It's always good to start with the easiest, cheapest solution if you can: Air and sunlight freshen clothing, and sometimes a good airing out is all a mild odor needs to disappear. Of course, if you can wash the garment, that may be all that's needed.
For most odors (sweat, mildew, smoke, mothballs, someone else's perfume), my number one favorite product is Zero Odor spray. I have even been able to remove 1950s-era and newer vintage sweat odors with this product, and it while it starts with a mild tracer scent, it doesn’t leave any lingering perfume-y odors behind. The makers are—I assume purposefully—vague about how their product works (it “seeks out and bonds with odor molecules”) so I can’t say what other products might work similarly.* I’ve not found anything else like it. Before you try Zero Odor on any garment, test a little in an inconspicuous place to be sure it doesn’t cause dye bleed or water staining on your fabric. The same goes for any liquid stain or odor remover. Fabrics will react differently and it’s much better to be safe than sorry.
Other odor eaters
Many swear by using a spritz of undiluted white vinegar or vodka. Both can kill the bacteria that causes sweat odors, and also mold spores. Vodka (for this grab the cheapest and highest proof) is often recommended over vinegar because it really has no odor after a very short time, as well as evaporating rapidly. Make sure you use this technique only on items that are colorfast and can accept a little moisture. My own experience with vodka is that it is quite effective for new-ish sweat odors, but even multiple sprayings haven't produced results for me on older sweat odors.
Closing your offending item in a bag or box with an odor absorber can sometimes work for mothball smells. You can use activated charcoal, kitty litter that contains charcoal, baking soda, or even coffee beans. What I've done is sprinkle some of the odor absorber in the bottom of a garment bag with the garment. One of my experiments produced results on a strong mothball odor over the course of about three months, so patience may be needed.

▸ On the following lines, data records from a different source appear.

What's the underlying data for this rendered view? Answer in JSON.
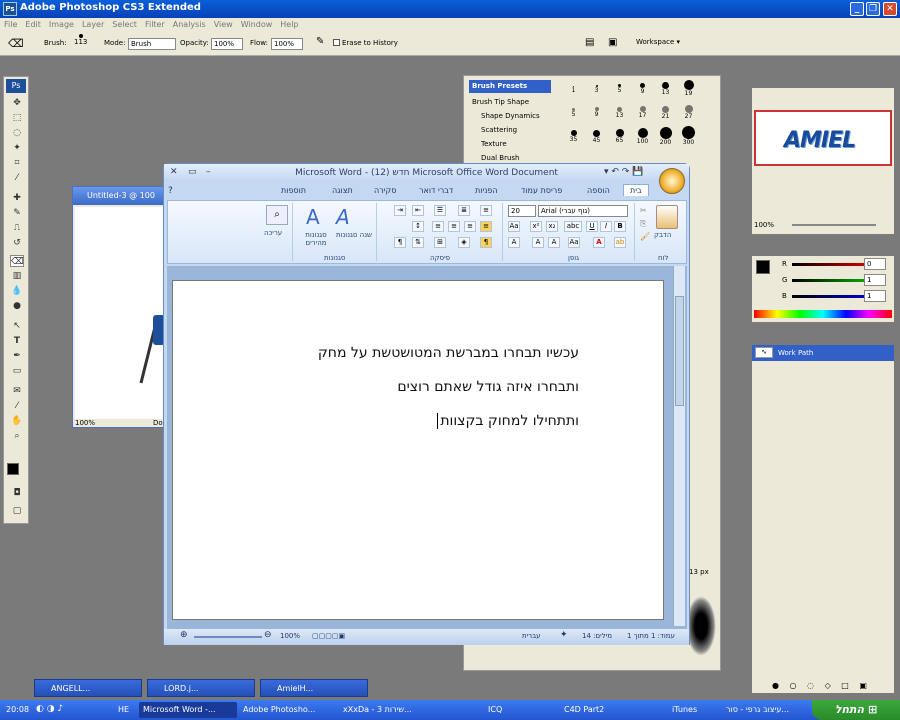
{
  "photoshop": {
    "title": "Adobe Photoshop CS3 Extended",
    "menu": [
      "File",
      "Edit",
      "Image",
      "Layer",
      "Select",
      "Filter",
      "Analysis",
      "View",
      "Window",
      "Help"
    ],
    "options": {
      "brush_label": "Brush:",
      "brush_size": "113",
      "mode_label": "Mode:",
      "mode_value": "Brush",
      "opacity_label": "Opacity:",
      "opacity_value": "100%",
      "flow_label": "Flow:",
      "flow_value": "100%",
      "erase_history": "Erase to History",
      "workspace": "Workspace"
    },
    "doc": {
      "title": "Untitled-3 @ 100",
      "zoom": "100%",
      "status": "Doc"
    },
    "brushes": {
      "items": [
        "Brush Presets",
        "Brush Tip Shape",
        "Shape Dynamics",
        "Scattering",
        "Texture",
        "Dual Brush"
      ],
      "sizes_row1": [
        "1",
        "3",
        "5",
        "9",
        "13",
        "19"
      ],
      "sizes_row2": [
        "5",
        "9",
        "13",
        "17",
        "21",
        "27"
      ],
      "sizes_row3": [
        "35",
        "45",
        "65",
        "100",
        "200",
        "300"
      ],
      "px_value": "13 px"
    },
    "navigator": {
      "zoom": "100%",
      "logo_text": "AMIEL"
    },
    "color": {
      "r_label": "R",
      "g_label": "G",
      "b_label": "B",
      "r": "0",
      "g": "1",
      "b": "1"
    },
    "paths": {
      "item": "Work Path"
    }
  },
  "word": {
    "title": "Microsoft Word - חדש (12) Microsoft Office Word Document",
    "tabs": [
      "בית",
      "הוספה",
      "פריסת עמוד",
      "הפניות",
      "דברי דואר",
      "סקירה",
      "תצוגה",
      "תוספות"
    ],
    "ribbon": {
      "font_name": "Arial (גוף עברי)",
      "font_size": "20",
      "paste_label": "הדבק",
      "clipboard_label": "לוח",
      "font_group_label": "גופן",
      "paragraph_group_label": "פיסקה",
      "styles_group_label": "סגנונות",
      "quick_styles_label": "סגנונות מהירים",
      "change_styles_label": "שנה סגנונות",
      "editing_label": "עריכה"
    },
    "lines": [
      "עכשיו תבחרו במברשת המטושטשת על מחק",
      "ותבחרו איזה גודל שאתם רוצים",
      "ותתחילו למחוק בקצוות"
    ],
    "status": {
      "page": "עמוד: 1 מתוך 1",
      "words": "מילים: 14",
      "language": "עברית",
      "zoom": "100%"
    }
  },
  "mini_windows": [
    "ANGELL...",
    "LORD.j...",
    "AmielH..."
  ],
  "taskbar": {
    "clock": "20:08",
    "lang": "HE",
    "tasks": [
      "Microsoft Word -...",
      "Adobe Photosho...",
      "xXxDa - 3 שירות...",
      "ICQ",
      "C4D Part2",
      "iTunes",
      "עיצוב גרפי - סור..."
    ],
    "start_label": "התחל"
  },
  "colors": {
    "xp_blue": "#2455d0",
    "ribbon_blue": "#c4d8f2",
    "start_green": "#2a8a2a"
  }
}
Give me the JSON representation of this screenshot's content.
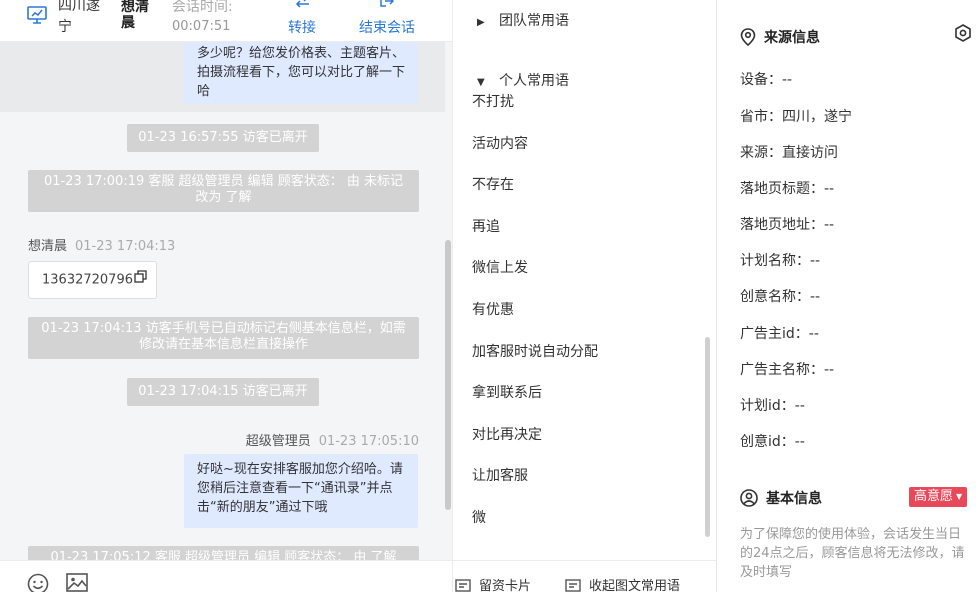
{
  "header": {
    "visitor_location": "四川遂宁",
    "customer_name": "想清晨",
    "session_time_label": "会话时间:",
    "session_time": "00:07:51",
    "transfer_label": "转接",
    "end_label": "结束会话"
  },
  "messages": [
    {
      "kind": "agent",
      "text": "多少呢？给您发价格表、主题客片、拍摄流程看下，您可以对比了解一下哈"
    },
    {
      "kind": "system",
      "text": "01-23 16:57:55 访客已离开"
    },
    {
      "kind": "system",
      "text": "01-23 17:00:19 客服 超级管理员 编辑 顾客状态： 由 未标记 改为 了解"
    },
    {
      "kind": "visitor_meta",
      "name": "想清晨",
      "time": "01-23 17:04:13"
    },
    {
      "kind": "visitor_phone",
      "text": "13632720796"
    },
    {
      "kind": "system",
      "text": "01-23 17:04:13 访客手机号已自动标记右侧基本信息栏，如需修改请在基本信息栏直接操作"
    },
    {
      "kind": "system",
      "text": "01-23 17:04:15 访客已离开"
    },
    {
      "kind": "agent_meta",
      "name": "超级管理员",
      "time": "01-23 17:05:10"
    },
    {
      "kind": "agent",
      "text": "好哒~现在安排客服加您介绍哈。请您稍后注意查看一下“通讯录”并点击“新的朋友”通过下哦"
    },
    {
      "kind": "system",
      "text": "01-23 17:05:12 客服 超级管理员 编辑 顾客状态： 由 了解"
    }
  ],
  "chat_footer": {
    "icons": [
      "emoji-icon",
      "image-icon"
    ]
  },
  "phrases": {
    "team_group": "团队常用语",
    "personal_group": "个人常用语",
    "items": [
      "不打扰",
      "活动内容",
      "不存在",
      "再追",
      "微信上发",
      "有优惠",
      "加客服时说自动分配",
      "拿到联系后",
      "对比再决定",
      "让加客服",
      "微"
    ],
    "footer_card": "留资卡片",
    "footer_collect": "收起图文常用语"
  },
  "source_info": {
    "title": "来源信息",
    "fields": [
      {
        "label": "设备：",
        "value": "--"
      },
      {
        "label": "省市：",
        "value": "四川，遂宁"
      },
      {
        "label": "来源：",
        "value": "直接访问"
      },
      {
        "label": "落地页标题：",
        "value": "--"
      },
      {
        "label": "落地页地址：",
        "value": "--"
      },
      {
        "label": "计划名称：",
        "value": "--"
      },
      {
        "label": "创意名称：",
        "value": "--"
      },
      {
        "label": "广告主id：",
        "value": "--"
      },
      {
        "label": "广告主名称：",
        "value": "--"
      },
      {
        "label": "计划id：",
        "value": "--"
      },
      {
        "label": "创意id：",
        "value": "--"
      }
    ]
  },
  "basic_info": {
    "title": "基本信息",
    "intent_badge": "高意愿",
    "notice": "为了保障您的使用体验，会话发生当日的24点之后，顾客信息将无法修改，请及时填写"
  },
  "colors": {
    "link_blue": "#2b78d6",
    "bubble_blue": "#dfe9ff",
    "system_gray": "#d3d3d3",
    "badge_red": "#e8495a"
  }
}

For smoke from cigarettes or fires, I have successfully had batches of clothing deodorized with ozone treatment, available at some dry cleaners. It takes between a few hours and a few days, but it does oxidize and destroy smoke odor. I have even had this work on a collection of Victorian and Edwardian clothing and accessories that had been in a house of chain smokers for decades.
I hope this helps, and that your vintage always smells daisy fresh!
*Although there is a very helpful review of Zero Odor on Amazon.com (here), in which the reviewer explains what he has been able to figure out about its ingredients and how it works.
Next time: Wrinkle Removal Tips